Page and application data records
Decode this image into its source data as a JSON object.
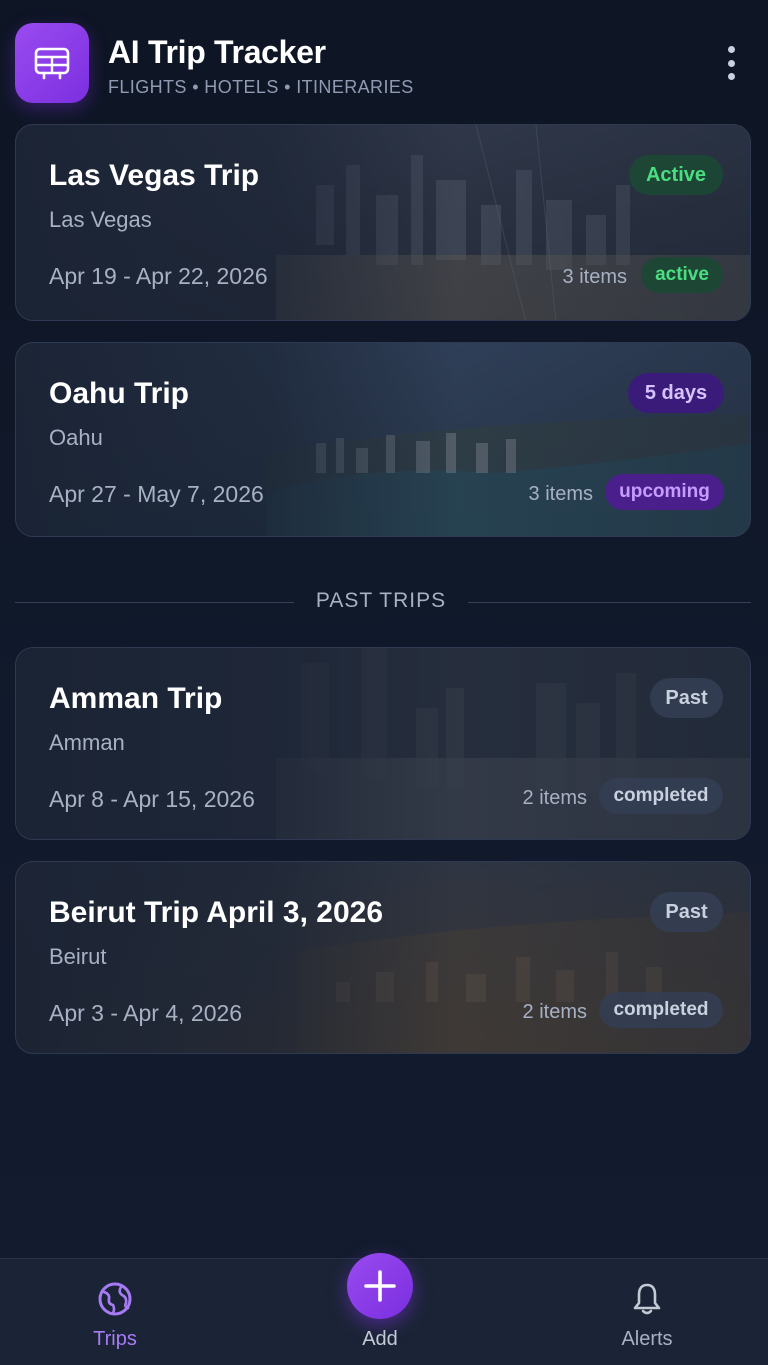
{
  "app": {
    "title": "AI Trip Tracker",
    "subtitle": "FLIGHTS • HOTELS • ITINERARIES",
    "logo_icon": "luggage-icon",
    "accent": "#8b3ff0"
  },
  "trips": [
    {
      "name": "Las Vegas Trip",
      "city": "Las Vegas",
      "dates": "Apr 19 - Apr 22, 2026",
      "badge": "Active",
      "items": "3 items",
      "status": "active"
    },
    {
      "name": "Oahu Trip",
      "city": "Oahu",
      "dates": "Apr 27 - May 7, 2026",
      "badge": "5 days",
      "items": "3 items",
      "status": "upcoming"
    }
  ],
  "past_section": {
    "label": "PAST TRIPS"
  },
  "past_trips": [
    {
      "name": "Amman Trip",
      "city": "Amman",
      "dates": "Apr 8 - Apr 15, 2026",
      "badge": "Past",
      "items": "2 items",
      "status": "completed"
    },
    {
      "name": "Beirut Trip April 3, 2026",
      "city": "Beirut",
      "dates": "Apr 3 - Apr 4, 2026",
      "badge": "Past",
      "items": "2 items",
      "status": "completed"
    }
  ],
  "nav": {
    "trips_label": "Trips",
    "add_label": "Add",
    "alerts_label": "Alerts",
    "trips_icon": "globe-icon",
    "add_icon": "plus-icon",
    "alerts_icon": "bell-icon"
  }
}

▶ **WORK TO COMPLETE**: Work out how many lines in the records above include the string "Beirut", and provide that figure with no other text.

▶ **TASK ANSWER**: 2